Farm One and Smallhold are two indoor farms housed in restaurants.
What can be done to fix our current system? The goal of AgTech X is to create a new food economy, using urban farming as a vehicle to educate, decentralize, and make farming exciting again. AgTech X fosters a collective community by hosting classes, workshops and tours. Its co-lab workspace supports decentralized urban farming methods like Farm One and Smallhold, indoor farms housed in restaurants that produce farm-to-table microgreens. And a recent “Intro to Aquaponics” class by Oko Farms explained the closed-loop system of raising fish, creating fertilizer for plant growth and filtering the water. While urban farming is not a new concept, innovations in the past five years are making it a more intriguing career option for young professionals!
February 27, 2018
by Kimberly Stempien
Where can you visit a farm within the five boroughs of New York City? Queens County Farm Museum
, in Floral Park, Queens, a 47-acre working farm with a focus on sustainable agriculture. Purchased in 1975 by the NYC Department of Parks, the farm dates back to 1697. In the 1800’s, it was a very productive truck farm, which used wagons to deliver produce into the NYC markets. Today, the farm focuses on sustainable agriculture and educational programs for children and adults.
Ali Abate, Director of Education, began working at the farm in the summer of 2013, bringing a background in youth development, program planning, staff management and a passion for sustainability and agriculture. She emphasized that the farm provides a vital service to the community by providing a peaceful solace from the hustle and bustle of New York City, while offering a number of excellent programs related to sustainability education.
December 4, 2017
by Pamela Berns
Photo credit: Pamela Berns
It’s been a year marked by extreme weather events, with hurricanes, fires, droughts, and flooding all across the globe. In the United States we saw Houston drown and Santa Rosa burn just a few months after Trump’s pullout from the Paris agreement in June. Climate advocacy groups, local policy makers, corporations, entrepreneurs, individuals, and nonprofits all stepped up their game in defense of the planet, and GreenHomeNYC was no exception.
Thanks to the dedication of our volunteers, we were able to deepen our commitment to providing education and calls to action. Our speakers and our blog writers shared critical information on local policy, business actions, and academic initiatives. Record numbers of event attendees turned up to hear from innovators in energy, food waste, recycling, and sustainable building. Green careerists came out to find out where to point their compasses in the new paradigm.

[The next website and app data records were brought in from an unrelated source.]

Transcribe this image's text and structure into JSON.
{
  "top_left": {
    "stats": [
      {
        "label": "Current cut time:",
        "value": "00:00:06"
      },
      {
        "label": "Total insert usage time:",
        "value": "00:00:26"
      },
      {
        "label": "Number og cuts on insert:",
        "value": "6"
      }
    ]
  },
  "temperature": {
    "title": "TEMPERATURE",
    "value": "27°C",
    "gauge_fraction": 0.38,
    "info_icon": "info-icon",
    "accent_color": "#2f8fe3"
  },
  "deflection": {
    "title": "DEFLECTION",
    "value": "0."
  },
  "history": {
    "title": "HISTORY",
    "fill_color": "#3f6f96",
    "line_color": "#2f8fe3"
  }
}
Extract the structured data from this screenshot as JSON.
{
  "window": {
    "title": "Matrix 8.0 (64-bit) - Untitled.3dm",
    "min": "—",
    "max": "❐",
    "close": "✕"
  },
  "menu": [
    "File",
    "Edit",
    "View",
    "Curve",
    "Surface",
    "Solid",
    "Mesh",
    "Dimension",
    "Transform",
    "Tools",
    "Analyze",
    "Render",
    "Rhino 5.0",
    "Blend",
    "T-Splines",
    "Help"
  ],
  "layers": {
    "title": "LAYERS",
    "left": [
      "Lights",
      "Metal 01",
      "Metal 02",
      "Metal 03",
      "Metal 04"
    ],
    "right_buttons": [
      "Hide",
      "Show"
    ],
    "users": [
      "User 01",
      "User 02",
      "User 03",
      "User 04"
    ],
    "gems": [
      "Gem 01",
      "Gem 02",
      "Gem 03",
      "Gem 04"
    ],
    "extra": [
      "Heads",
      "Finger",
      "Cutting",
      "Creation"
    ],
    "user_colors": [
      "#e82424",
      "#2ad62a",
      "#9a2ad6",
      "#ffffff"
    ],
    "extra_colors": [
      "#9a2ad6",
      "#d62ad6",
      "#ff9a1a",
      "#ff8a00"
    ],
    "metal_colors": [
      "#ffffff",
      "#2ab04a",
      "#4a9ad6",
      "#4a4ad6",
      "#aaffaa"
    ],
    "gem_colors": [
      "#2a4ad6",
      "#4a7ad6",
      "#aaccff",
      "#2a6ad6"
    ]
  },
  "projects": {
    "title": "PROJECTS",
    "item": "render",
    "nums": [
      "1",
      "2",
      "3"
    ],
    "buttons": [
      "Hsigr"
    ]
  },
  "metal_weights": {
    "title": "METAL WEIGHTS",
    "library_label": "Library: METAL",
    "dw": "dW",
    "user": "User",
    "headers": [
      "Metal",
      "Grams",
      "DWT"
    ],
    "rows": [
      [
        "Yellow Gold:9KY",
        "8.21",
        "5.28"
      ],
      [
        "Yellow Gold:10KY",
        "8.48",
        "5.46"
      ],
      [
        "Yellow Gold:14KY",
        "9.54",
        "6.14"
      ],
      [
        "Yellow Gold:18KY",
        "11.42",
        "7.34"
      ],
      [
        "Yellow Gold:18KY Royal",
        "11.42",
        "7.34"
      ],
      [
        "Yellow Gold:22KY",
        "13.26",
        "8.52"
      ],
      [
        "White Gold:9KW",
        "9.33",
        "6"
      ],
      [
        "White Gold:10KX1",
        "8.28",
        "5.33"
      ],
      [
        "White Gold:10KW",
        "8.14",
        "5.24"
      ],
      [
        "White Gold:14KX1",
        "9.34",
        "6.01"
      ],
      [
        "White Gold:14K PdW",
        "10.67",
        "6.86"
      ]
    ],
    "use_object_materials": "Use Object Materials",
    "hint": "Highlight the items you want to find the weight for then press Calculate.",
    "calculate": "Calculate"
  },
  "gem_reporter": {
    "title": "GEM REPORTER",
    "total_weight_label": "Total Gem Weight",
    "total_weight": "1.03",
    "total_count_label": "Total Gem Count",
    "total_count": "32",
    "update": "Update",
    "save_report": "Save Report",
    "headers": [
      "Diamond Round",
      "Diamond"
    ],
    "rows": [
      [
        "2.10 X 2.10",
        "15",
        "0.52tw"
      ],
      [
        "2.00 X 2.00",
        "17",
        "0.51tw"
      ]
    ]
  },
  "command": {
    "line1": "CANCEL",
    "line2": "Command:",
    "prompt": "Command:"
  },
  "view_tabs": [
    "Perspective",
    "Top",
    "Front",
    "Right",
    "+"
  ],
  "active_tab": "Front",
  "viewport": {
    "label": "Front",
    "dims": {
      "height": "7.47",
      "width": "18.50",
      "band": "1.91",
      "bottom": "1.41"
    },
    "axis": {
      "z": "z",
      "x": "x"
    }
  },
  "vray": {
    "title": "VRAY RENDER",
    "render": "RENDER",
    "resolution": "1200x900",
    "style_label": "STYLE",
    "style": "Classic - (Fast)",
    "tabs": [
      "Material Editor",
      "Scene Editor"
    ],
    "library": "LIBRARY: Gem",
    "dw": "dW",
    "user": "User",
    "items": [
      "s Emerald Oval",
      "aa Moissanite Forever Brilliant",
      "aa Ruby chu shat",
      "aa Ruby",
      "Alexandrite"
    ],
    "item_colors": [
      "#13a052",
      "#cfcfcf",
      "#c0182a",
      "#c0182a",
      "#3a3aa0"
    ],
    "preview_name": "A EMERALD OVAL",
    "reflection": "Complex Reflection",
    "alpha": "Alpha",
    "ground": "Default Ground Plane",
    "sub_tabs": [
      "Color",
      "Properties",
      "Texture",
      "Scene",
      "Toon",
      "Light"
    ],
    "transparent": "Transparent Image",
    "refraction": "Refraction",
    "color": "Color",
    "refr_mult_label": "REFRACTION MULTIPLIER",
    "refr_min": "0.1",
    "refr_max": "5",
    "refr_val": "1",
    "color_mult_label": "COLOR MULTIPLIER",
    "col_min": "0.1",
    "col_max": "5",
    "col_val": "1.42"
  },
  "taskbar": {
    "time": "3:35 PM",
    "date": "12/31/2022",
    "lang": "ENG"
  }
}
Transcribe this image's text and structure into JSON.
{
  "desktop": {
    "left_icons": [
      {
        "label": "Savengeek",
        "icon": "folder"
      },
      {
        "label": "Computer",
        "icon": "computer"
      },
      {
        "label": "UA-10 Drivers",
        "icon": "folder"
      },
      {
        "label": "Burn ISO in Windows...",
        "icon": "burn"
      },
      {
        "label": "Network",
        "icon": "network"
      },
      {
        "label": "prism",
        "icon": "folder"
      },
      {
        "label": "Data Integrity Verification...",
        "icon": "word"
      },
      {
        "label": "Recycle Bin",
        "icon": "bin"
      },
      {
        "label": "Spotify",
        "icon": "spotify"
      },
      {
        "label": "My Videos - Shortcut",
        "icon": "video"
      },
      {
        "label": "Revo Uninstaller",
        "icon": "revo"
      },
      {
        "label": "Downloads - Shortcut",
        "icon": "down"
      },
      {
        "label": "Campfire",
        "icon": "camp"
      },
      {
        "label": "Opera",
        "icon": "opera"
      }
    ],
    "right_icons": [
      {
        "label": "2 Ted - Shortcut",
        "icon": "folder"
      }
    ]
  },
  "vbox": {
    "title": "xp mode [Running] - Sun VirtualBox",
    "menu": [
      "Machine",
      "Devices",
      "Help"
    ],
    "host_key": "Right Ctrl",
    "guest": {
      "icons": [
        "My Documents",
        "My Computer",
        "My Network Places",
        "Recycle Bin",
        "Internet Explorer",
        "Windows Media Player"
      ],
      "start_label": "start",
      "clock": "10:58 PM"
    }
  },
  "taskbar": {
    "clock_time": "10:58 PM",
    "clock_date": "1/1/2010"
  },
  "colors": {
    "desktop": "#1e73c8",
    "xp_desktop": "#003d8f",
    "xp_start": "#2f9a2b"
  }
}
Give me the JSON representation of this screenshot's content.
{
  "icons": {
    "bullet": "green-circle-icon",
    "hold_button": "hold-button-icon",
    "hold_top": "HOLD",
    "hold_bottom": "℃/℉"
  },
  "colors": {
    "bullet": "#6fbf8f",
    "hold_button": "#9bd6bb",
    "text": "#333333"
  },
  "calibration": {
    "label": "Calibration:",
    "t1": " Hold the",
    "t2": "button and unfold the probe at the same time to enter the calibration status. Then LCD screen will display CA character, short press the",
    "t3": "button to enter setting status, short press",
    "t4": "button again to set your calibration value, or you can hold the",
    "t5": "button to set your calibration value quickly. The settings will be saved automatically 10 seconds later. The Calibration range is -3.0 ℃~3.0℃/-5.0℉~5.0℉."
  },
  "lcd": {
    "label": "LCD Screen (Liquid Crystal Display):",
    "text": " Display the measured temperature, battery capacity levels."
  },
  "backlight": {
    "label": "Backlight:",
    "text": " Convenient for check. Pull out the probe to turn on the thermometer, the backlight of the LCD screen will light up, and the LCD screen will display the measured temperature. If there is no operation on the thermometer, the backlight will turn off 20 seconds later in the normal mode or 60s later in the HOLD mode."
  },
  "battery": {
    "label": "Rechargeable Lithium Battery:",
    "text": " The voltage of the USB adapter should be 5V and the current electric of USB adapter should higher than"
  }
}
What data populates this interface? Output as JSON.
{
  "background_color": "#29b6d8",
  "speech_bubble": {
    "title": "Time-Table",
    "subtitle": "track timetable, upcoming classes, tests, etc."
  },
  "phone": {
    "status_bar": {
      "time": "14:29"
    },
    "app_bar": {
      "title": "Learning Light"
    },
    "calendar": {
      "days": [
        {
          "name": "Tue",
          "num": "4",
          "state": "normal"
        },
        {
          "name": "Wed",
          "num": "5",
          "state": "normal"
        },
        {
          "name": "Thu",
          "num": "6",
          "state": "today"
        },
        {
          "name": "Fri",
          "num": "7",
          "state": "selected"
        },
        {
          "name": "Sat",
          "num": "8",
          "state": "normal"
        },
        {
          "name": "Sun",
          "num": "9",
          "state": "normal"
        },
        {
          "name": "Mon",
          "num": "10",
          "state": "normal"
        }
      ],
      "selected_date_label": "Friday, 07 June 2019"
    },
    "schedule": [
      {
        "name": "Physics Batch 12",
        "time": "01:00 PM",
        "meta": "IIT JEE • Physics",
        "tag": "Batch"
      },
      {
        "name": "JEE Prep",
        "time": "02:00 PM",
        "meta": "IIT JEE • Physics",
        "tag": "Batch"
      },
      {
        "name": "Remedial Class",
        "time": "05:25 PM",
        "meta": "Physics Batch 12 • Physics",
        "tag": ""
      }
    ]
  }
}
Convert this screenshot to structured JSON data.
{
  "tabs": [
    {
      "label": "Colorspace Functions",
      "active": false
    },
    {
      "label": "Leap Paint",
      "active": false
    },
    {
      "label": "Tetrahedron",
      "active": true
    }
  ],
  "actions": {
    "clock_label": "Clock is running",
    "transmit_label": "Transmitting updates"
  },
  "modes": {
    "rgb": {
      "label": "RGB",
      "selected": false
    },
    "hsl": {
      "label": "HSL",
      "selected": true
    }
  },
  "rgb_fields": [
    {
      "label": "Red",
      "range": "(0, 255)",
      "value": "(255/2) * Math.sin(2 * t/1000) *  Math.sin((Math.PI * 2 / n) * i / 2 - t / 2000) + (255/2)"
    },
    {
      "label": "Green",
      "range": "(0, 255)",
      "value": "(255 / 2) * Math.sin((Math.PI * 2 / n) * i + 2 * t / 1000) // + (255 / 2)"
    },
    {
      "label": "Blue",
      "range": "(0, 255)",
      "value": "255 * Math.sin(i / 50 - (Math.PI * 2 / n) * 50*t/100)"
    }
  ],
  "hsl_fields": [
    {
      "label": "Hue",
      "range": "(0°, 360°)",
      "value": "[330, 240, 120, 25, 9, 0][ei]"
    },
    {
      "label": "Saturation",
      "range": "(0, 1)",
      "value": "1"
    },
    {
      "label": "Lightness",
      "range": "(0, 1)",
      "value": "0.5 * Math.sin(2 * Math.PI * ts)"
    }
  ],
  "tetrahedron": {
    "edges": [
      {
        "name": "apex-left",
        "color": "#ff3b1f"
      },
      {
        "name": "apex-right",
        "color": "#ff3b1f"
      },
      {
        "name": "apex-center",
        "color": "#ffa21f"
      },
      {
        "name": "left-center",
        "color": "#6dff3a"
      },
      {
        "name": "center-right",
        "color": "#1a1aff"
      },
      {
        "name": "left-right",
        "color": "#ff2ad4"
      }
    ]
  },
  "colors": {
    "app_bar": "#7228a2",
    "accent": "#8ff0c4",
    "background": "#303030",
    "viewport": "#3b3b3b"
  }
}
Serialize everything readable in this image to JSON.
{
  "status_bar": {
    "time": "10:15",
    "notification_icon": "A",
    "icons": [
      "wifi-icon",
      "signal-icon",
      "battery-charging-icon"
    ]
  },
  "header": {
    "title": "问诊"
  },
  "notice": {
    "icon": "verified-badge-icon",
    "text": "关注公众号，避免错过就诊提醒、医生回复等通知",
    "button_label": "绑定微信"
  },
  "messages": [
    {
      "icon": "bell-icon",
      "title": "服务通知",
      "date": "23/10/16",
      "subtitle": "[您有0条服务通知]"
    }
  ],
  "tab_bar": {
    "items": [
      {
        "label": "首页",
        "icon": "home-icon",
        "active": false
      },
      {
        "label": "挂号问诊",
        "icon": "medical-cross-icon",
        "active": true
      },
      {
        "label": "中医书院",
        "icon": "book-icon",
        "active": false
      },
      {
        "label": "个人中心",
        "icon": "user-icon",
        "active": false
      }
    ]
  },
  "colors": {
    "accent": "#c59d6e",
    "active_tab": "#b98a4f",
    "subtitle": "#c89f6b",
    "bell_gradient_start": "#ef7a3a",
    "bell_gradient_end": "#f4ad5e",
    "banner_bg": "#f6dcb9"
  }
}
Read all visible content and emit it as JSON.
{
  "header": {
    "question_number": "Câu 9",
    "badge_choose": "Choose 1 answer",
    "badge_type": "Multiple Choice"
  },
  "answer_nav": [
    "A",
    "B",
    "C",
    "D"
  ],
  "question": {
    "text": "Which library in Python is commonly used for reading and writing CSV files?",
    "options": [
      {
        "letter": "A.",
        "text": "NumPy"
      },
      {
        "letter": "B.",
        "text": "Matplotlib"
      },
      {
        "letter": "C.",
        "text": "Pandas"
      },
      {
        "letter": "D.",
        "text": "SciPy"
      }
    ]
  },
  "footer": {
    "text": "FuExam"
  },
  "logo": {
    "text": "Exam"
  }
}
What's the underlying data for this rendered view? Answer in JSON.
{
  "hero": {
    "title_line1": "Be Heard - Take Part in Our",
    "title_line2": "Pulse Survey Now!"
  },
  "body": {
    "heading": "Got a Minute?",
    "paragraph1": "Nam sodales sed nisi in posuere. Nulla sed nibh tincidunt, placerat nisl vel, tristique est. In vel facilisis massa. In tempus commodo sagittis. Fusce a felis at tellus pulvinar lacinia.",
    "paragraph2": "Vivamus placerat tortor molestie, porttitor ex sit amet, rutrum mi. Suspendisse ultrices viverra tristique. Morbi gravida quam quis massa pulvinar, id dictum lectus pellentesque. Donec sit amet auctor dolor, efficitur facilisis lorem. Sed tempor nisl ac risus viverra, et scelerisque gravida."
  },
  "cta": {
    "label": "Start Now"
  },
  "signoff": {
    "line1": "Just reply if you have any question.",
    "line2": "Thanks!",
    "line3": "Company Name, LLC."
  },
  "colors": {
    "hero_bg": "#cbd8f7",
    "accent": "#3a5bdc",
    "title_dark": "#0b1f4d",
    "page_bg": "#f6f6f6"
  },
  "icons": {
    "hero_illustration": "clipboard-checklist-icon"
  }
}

We’re proud of the hard work that went into this challenging year, and hope that our contributions made a difference. Here are just a few GreenHomeNYC highlights for 2017: